Speeding up poultry lines would endanger food & worker safety, says coalition
Proposed FDA rule would also allow poultry companies to handle own inspections
A coalition of worker safety and food safety groups is urging the FDA to drop a proposed regulation that would pull government food inspectors from poultry plants and allow companies to conduct their own inspections and speed up production lines.
"I worked 30 years as an inspector for USDA's Food Safety and Inspection Service and I saw firsthand how badly the HACCP-Based Inspection Models Project (HIMP) has worked in poultry plants,” said retired FDA inspector Ken Ward, a member of the coalition. “Expanding the pilot to all poultry plants will put consumers at risk by letting the companies self-regulate.”
Bill Lucy, President Emeritus of the Coalition of Black Trade Unionists (CBTU), said a recent GAO (U.S. Government Accountability Office) report on the rule “raises uncomfortable questions” about the rationale for the changes it would make.
Do faster speeds to human factor into acocunt?
Proposed last year by the USDA’s Food Safety and Inspection Service, the rule would allow poultry processing plants to increase line speeds from 32 to 55 turkeys per minute. Although the measure was designed to improve food safety by automating some aspects of the inspection process that are required to identify and dispose of contaminated poultry, opponents say the proposed changes do not account for the expected adverse impacts that a faster line speed will have on worker health and safety.

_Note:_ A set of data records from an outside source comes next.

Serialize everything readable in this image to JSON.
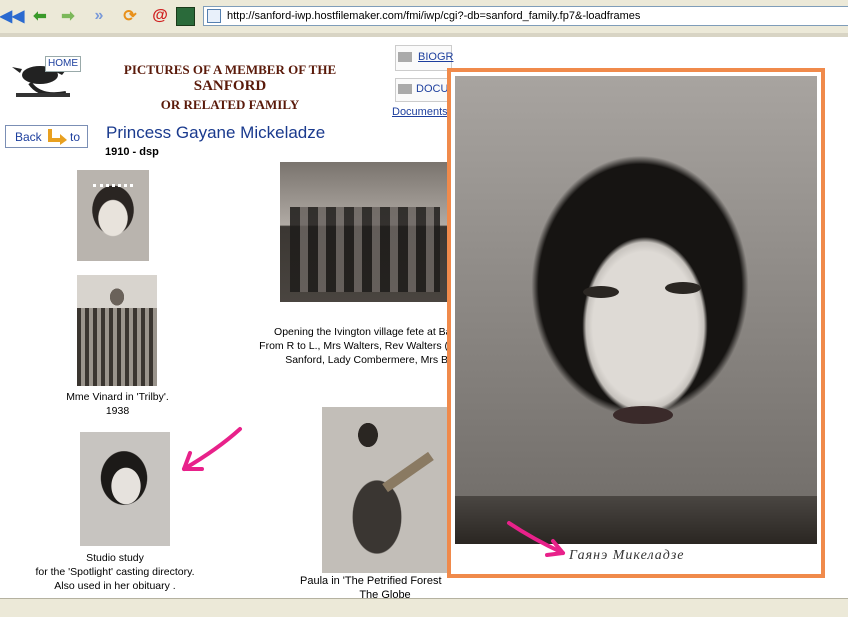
{
  "browser": {
    "url": "http://sanford-iwp.hostfilemaker.com/fmi/iwp/cgi?-db=sanford_family.fp7&-loadframes",
    "icons": [
      "back-icon",
      "forward-icon",
      "forward-2-icon",
      "refresh-icon",
      "email-icon",
      "image-icon"
    ]
  },
  "header": {
    "home_label": "HOME",
    "title_line1": "PICTURES OF A MEMBER OF THE",
    "title_line2": "SANFORD",
    "title_line3": "OR RELATED FAMILY"
  },
  "nav": {
    "back_label": "Back",
    "to_label": "to",
    "biog_label": "BIOGR",
    "docum_label": "DOCUM",
    "documents_label": "Documents"
  },
  "person": {
    "name": "Princess Gayane Mickeladze",
    "dates": "1910 - dsp"
  },
  "captions": {
    "vinard_1": "Mme Vinard in 'Trilby'.",
    "vinard_2": "1938",
    "studio_1": "Studio study",
    "studio_2": "for the 'Spotlight' casting directory.",
    "studio_3": "Also used in her obituary .",
    "fete_1": "Opening the Ivington village fete at Bar",
    "fete_2": "From R to L., Mrs Walters, Rev Walters (",
    "fete_3": "Sanford, Lady Combermere, Mrs B",
    "paula_1": "Paula in 'The Petrified Forest",
    "paula_2": "The Globe"
  },
  "overlay": {
    "cyrillic_caption": "Гаянэ Микеладзе",
    "border_color": "#f08a4b",
    "arrow_color": "#e8218a"
  }
}
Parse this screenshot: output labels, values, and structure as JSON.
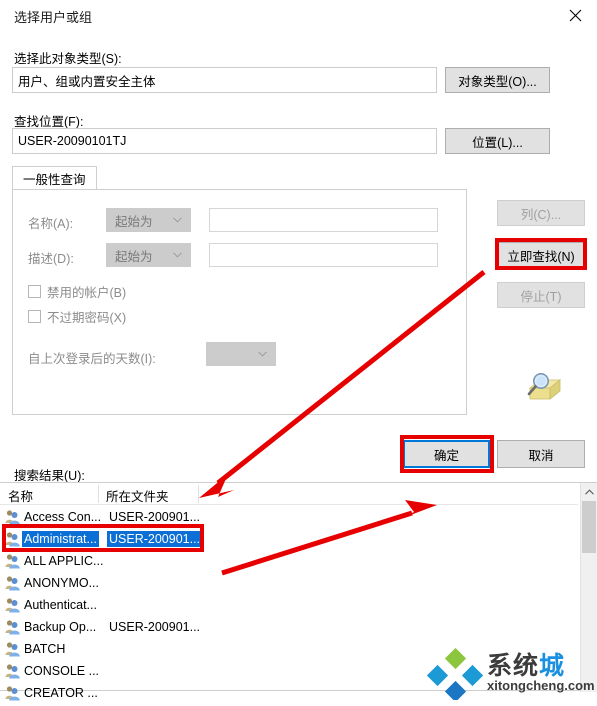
{
  "window": {
    "title": "选择用户或组",
    "close_icon": "close-icon"
  },
  "object_type": {
    "label": "选择此对象类型(S):",
    "value": "用户、组或内置安全主体",
    "button": "对象类型(O)..."
  },
  "location": {
    "label": "查找位置(F):",
    "value": "USER-20090101TJ",
    "button": "位置(L)..."
  },
  "tab": {
    "label": "一般性查询"
  },
  "query": {
    "name_label": "名称(A):",
    "name_condition": "起始为",
    "name_value": "",
    "desc_label": "描述(D):",
    "desc_condition": "起始为",
    "desc_value": "",
    "disabled_accounts": "禁用的帐户(B)",
    "non_expiring_password": "不过期密码(X)",
    "days_label": "自上次登录后的天数(I):",
    "days_value": ""
  },
  "side_buttons": {
    "columns": "列(C)...",
    "find_now": "立即查找(N)",
    "stop": "停止(T)",
    "search_icon": "search-folder-icon"
  },
  "dialog_buttons": {
    "ok": "确定",
    "cancel": "取消"
  },
  "results": {
    "label": "搜索结果(U):",
    "columns": [
      "名称",
      "所在文件夹"
    ],
    "rows": [
      {
        "name": "Access Con...",
        "folder": "USER-200901...",
        "selected": false
      },
      {
        "name": "Administrat...",
        "folder": "USER-200901...",
        "selected": true
      },
      {
        "name": "ALL APPLIC...",
        "folder": "",
        "selected": false
      },
      {
        "name": "ANONYMO...",
        "folder": "",
        "selected": false
      },
      {
        "name": "Authenticat...",
        "folder": "",
        "selected": false
      },
      {
        "name": "Backup Op...",
        "folder": "USER-200901...",
        "selected": false
      },
      {
        "name": "BATCH",
        "folder": "",
        "selected": false
      },
      {
        "name": "CONSOLE ...",
        "folder": "",
        "selected": false
      },
      {
        "name": "CREATOR ...",
        "folder": "",
        "selected": false
      }
    ]
  },
  "watermark": {
    "text_dark": "系统",
    "text_blue": "城",
    "domain": "xitongcheng.com"
  },
  "annotation": {
    "highlight_color": "#e60000",
    "selection_color": "#0b6fd6",
    "focus_color": "#0078d7"
  }
}
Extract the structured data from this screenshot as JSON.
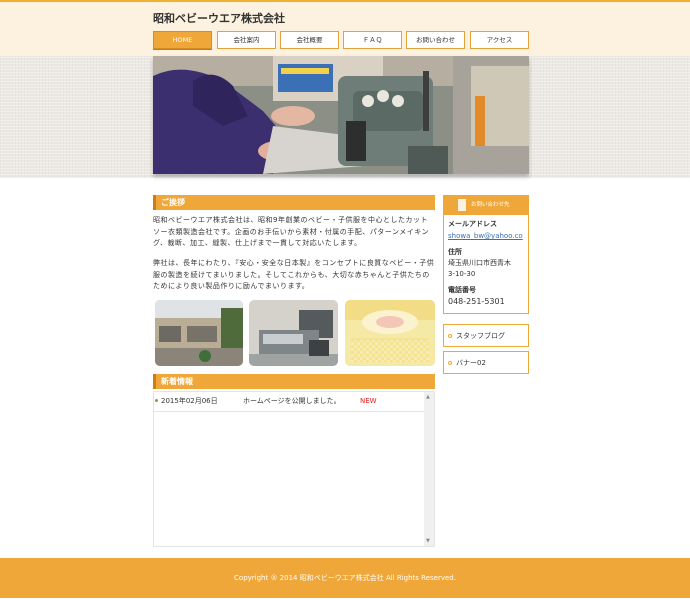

Many consumer advocates are also concerned that the rule could worsen food safety.
Esmundo Juárez Carranza, who worked in a turkey plant in Arkansas for seven years, said increasing the line speeds would prevent workers from doing their jobs well. “There will be more contamination in the product and the companies will blame the workers,” he said.
Poultry industry responds to cricism
Responding to a March, 2013, report about occupational injuries and illnesses in the poultry industry produced by the Southern Poverty Law Center (SPLC) and Alabama Appleseed Center for Law and Justice, the U.S. Poultry & Egg Association (USPEA) said the Bureau of Labor Statistics’ (BLS) shows that the 5.9 percent injury and illness rate for poultry processing workers is comparable to that of manufacturing workers, who incurred injuries and illnesses at a 4.4% rate in 2011.
The association also said the industry’s efforts to improve worker safety include the development of an instrument to assess musculoskeletal disorder (MSD) risks in poultry tasks; enhanced machine guarding on new equipment and collaborations with personal protective equipment suppliers to develop better cut resistance in protective handwear, reduced fogging issues with safety eyewear, and improved slip resistance in safety footwear.
Organizations opposing the rule include the National Council of La Raza, Food & Water Watch, the Center for Progressive Reform, CBTU, Coalition of Poultry Workers, NCLR, Nebraska Appleseed, Center for Law in the Public Interest, Northwest Arkansas Workers’ Justice Center, and the SPLC.